Inflammation is normal. It’s how your body heals itself and fights infections. Its signs are usually obvious. You get hurt or sick and experience pain, swelling, redness or heat in your body. You may lose movement in a joint or your sense of smell.
Chronic inflammation, on the other hand, can trigger or contribute to a list of disorders including heart disease, diabetes, cancer, Alzheimer’s, digestive diseases, and autoimmune diseases. Yet, its symptoms aren’t always obvious and may be completely silent.
You may have chronic fatigue, depression, frequent infections, gastrointestinal issues, or joint/muscle pain that comes and goes. You may have no signs while your risk of disease skyrockets.
When we know we have chronic inflammation, we can change our diet and lifestyle and use supplements and/or other therapeutic measures to lower inflammation.
In this four-part series, we’ll explore a test that may aid in identifying chronic inflammation, things that can lower inflammation, the importance of a healthy diet, and the crucial role of exercise.
Part 1: Understanding and Identifying Chronic Inflammation

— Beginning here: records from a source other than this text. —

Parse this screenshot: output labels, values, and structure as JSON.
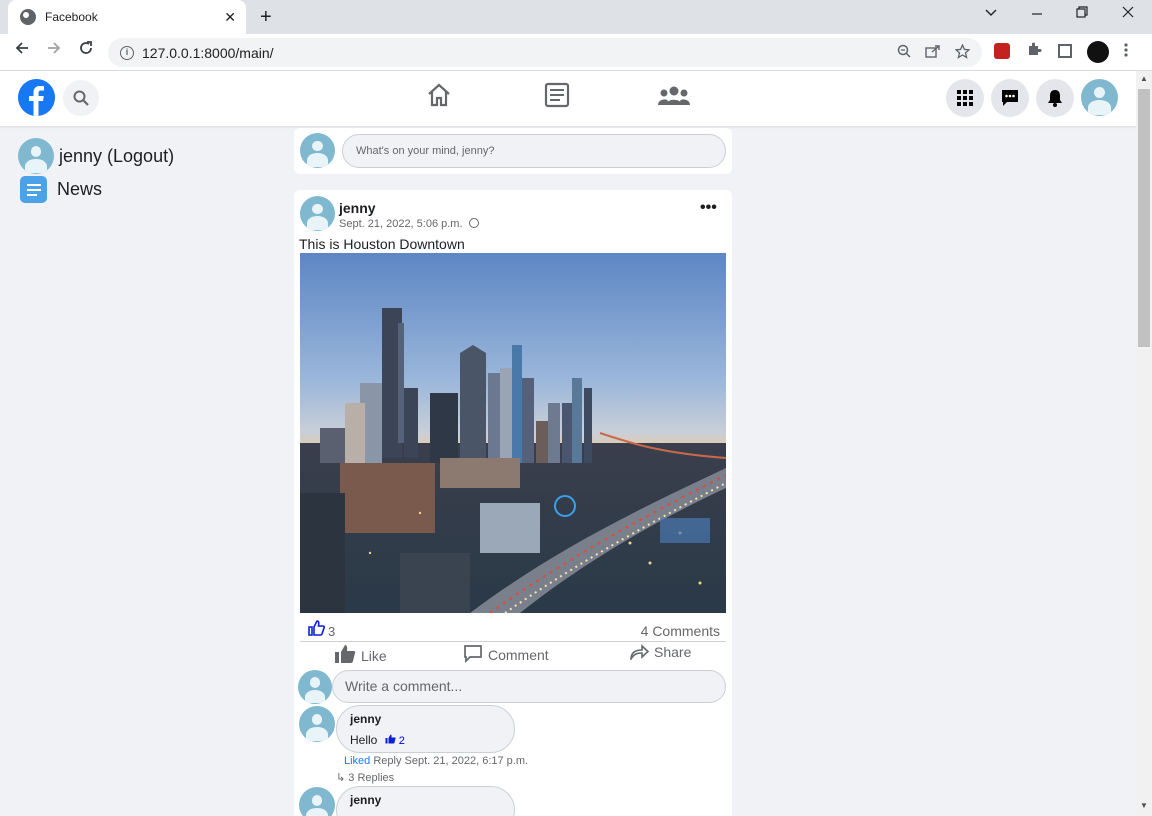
{
  "browser": {
    "tab_title": "Facebook",
    "tab_close": "✕",
    "new_tab": "+",
    "url": "127.0.0.1:8000/main/"
  },
  "user": {
    "name": "jenny",
    "sidebar_label": "jenny (Logout)"
  },
  "sidebar": {
    "news_label": "News"
  },
  "composer": {
    "placeholder": "What's on your mind, jenny?"
  },
  "post": {
    "author": "jenny",
    "date": "Sept. 21, 2022, 5:06 p.m.",
    "more": "•••",
    "text": "This is Houston Downtown",
    "like_count": "3",
    "comments_label": "4 Comments",
    "actions": {
      "like": "Like",
      "comment": "Comment",
      "share": "Share"
    },
    "comment_placeholder": "Write a comment..."
  },
  "comments": [
    {
      "author": "jenny",
      "text": "Hello",
      "likes": "2",
      "liked_label": "Liked",
      "reply_label": "Reply",
      "date": "Sept. 21, 2022, 6:17 p.m.",
      "replies_label": "↳ 3 Replies"
    },
    {
      "author": "jenny"
    }
  ],
  "colors": {
    "brand": "#1877f2",
    "avatar": "#7fb8cf",
    "background": "#f0f2f5"
  }
}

Chronic inflammation happens when your body keeps trying to heal long after the initial response from your immune system is needed. Chronic inflammation can come from an untreated injury or infection. It can also stem from your lifestyle, diet, or environment because your body is responding to things like smoking, obesity, or pollution.
There are blood tests and urine tests that can measure inflammation biomarkers. Today, we’re going to explore an at-home urine test that measures the results cellular reactions that cause chronic inflammation.
This test measures systemic thromboxane production, an end-product of cellular inflammation. Gordon Ens, laboratory director of Inflammatory Markers Laboratory (IML), originally developed the test to measure the “aspirin effect,” or whether an aspirin regimen was lowering production of thromboxane and reducing risk of disease.
“Going back as far as 2002, the HOPE Study demonstrated that if aspirin isn’t lowering the thromboxane, your chance of having another heart event is 350%,” explains Ens. “What this is saying is too much thromboxane is bad. You can look at chronic disease studies and the subjects with the disease have higher thromboxane than normal.”
Understanding Cellular Reactions that Cause Inflammation
Because thromboxane cannot be measured directly, the test measures a metabolite of thromboxane, produced by the two main components that regulate thromboxane production, arachidonic acid and Nuclear Factor kappa B (NFkB).
Arachidonic acid, an Omega-6 fatty acid, is produced to assist your body in healing. NFkB is a protein that works as a switch turning inflammation on and off.
Remember that inflammation is vital to the immune system’s healing response. Yet, if that healing switch stays on, your risk of disease soars. Your body thinks it is under attack and keeps fighting. Plus, the expression of NFkB increases as we age and can switch on inherited genes for chronic diseases.
By measuring these components of the thromboxane A2 pathway, the test can assist in determining if you have health risks related to chronic inflammation or if therapeutic measures are working to lower those risks.
This is important because Ens and his former lab partner, Dr. Barry Sears, who created the Inflammation Research Foundation and the Zone Diet, recognized that inflammation can negate the effectiveness of aspirin and other medications.
Research shows that you can take a statin to lower bad cholesterol or aspirin to slow blood clotting, but if you still have chronic inflammation, your body continues to produce thromboxane. Therefore, even if other biomarkers like low-density lipoprotiens (LDL) are reduced, you may still be at risk.
On the other hand, the test also may show when therapeutic measures like supplements, foods, Cannabidiol (CBD), or drugs are lowering your inflammation and health risks.
“It’s turning out that the test is sensitive to all kinds of things that lower thromboxane,” Ens adds.
Next week, in the second part of this series, we’ll discuss the foods, supplements, and drugs that lower inflammation, according to research using the IML Chronic Inflammation Test. In the following weeks, we’ll discuss why diet and exercise are key to lowering chronic inflammation.
In the meantime, you may be curious about chronic inflammation in your body. You can order a home test here and return it to IML for results.
Please work with a healthcare practitioner to interpret the test results and decide if you need to change your diet or lifestyle, or add a therapeutic measure.